*THE TASK*.
Do any lines in the data below contain "title"? If so, copy every one of them.

*SUPPLIED INFORMATION*.
§

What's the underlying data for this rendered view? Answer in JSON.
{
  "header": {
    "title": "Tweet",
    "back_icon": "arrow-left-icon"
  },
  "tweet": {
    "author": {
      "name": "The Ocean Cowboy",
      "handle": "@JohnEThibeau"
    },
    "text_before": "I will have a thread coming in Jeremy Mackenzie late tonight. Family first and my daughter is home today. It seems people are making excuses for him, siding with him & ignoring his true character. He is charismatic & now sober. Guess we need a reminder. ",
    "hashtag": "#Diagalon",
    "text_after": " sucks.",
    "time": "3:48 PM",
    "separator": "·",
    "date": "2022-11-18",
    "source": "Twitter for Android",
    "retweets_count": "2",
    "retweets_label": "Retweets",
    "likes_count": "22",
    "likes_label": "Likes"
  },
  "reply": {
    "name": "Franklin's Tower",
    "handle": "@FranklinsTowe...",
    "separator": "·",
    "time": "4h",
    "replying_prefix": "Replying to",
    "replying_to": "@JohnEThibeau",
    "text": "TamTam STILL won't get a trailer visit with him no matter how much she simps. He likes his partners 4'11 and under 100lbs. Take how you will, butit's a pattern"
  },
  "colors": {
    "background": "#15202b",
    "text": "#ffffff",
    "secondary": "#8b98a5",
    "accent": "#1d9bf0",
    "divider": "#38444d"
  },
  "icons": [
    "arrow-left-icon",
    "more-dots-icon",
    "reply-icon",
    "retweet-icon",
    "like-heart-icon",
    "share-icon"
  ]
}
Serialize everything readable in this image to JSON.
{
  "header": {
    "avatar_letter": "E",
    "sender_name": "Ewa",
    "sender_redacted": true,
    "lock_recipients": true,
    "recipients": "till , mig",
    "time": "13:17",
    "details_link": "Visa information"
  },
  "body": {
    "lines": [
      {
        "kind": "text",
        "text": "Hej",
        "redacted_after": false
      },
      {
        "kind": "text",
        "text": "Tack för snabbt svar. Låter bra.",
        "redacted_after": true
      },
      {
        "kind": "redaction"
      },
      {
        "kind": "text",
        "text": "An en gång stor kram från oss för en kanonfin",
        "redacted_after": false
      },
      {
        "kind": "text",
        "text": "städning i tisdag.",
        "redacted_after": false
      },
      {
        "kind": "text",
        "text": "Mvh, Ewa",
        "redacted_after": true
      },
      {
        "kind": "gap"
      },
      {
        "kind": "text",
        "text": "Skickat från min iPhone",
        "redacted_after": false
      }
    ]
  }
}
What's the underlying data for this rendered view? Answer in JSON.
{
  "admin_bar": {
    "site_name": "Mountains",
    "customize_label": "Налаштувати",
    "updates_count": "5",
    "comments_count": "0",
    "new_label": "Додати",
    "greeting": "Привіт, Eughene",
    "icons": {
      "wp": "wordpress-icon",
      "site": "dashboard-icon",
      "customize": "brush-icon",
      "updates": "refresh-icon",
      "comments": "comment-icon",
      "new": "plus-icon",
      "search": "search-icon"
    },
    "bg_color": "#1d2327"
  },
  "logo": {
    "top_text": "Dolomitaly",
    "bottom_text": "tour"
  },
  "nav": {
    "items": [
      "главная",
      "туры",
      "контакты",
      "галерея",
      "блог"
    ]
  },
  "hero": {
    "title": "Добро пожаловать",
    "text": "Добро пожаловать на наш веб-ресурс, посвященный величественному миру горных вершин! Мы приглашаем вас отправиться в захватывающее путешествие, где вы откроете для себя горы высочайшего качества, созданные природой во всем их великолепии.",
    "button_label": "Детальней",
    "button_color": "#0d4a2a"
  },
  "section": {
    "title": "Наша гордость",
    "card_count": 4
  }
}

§

*EXERCISE OUTPUT*.
    "title": "Tweet",
    "title": "Добро пожаловать",
    "title": "Наша гордость",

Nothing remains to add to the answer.